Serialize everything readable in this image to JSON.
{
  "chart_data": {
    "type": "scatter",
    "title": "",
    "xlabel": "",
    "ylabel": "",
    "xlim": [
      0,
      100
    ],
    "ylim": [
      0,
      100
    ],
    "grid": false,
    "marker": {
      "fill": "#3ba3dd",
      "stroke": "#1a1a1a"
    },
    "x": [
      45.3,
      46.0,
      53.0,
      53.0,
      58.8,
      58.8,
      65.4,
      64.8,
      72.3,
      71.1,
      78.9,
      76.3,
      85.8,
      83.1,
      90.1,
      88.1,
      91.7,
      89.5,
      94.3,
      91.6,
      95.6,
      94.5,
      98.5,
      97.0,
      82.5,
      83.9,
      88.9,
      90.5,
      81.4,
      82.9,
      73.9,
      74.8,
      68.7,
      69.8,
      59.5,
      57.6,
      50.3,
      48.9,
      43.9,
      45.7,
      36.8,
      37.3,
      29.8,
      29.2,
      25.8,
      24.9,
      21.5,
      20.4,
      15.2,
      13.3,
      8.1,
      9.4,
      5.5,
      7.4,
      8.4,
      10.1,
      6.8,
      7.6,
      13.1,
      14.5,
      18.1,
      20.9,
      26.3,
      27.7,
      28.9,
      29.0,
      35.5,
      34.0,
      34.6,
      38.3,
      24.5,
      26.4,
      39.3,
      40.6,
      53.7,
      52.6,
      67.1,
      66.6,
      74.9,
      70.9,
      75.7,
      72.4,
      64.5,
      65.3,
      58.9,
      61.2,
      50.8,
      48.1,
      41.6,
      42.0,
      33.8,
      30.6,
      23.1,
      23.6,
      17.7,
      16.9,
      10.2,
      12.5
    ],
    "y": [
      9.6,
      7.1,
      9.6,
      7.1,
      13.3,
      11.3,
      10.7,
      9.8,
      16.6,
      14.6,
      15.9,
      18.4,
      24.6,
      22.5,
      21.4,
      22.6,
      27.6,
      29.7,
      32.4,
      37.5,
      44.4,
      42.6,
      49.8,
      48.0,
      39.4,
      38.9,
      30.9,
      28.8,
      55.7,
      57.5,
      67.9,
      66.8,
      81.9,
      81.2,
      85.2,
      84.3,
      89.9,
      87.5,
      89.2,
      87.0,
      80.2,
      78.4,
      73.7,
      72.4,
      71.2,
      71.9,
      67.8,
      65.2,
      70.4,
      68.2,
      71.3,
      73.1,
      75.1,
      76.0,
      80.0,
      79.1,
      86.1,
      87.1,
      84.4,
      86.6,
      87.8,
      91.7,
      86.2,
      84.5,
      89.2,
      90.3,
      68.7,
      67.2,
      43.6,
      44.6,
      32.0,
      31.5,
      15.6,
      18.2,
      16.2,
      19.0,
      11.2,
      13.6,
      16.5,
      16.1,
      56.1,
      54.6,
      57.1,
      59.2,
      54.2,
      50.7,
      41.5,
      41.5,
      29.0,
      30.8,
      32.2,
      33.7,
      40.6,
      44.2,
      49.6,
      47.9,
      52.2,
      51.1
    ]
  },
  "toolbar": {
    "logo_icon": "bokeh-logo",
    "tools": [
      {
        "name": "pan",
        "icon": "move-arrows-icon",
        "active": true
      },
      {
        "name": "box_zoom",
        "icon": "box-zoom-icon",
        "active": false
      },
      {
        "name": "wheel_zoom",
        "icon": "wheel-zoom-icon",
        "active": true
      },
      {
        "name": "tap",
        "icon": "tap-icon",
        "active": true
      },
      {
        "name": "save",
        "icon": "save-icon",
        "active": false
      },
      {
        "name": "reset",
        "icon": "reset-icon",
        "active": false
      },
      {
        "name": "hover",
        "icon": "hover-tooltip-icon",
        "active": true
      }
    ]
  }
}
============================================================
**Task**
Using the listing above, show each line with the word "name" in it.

**Task answer**
        "name": "pan",
        "name": "box_zoom",
        "name": "wheel_zoom",
        "name": "tap",
        "name": "save",
        "name": "reset",
        "name": "hover",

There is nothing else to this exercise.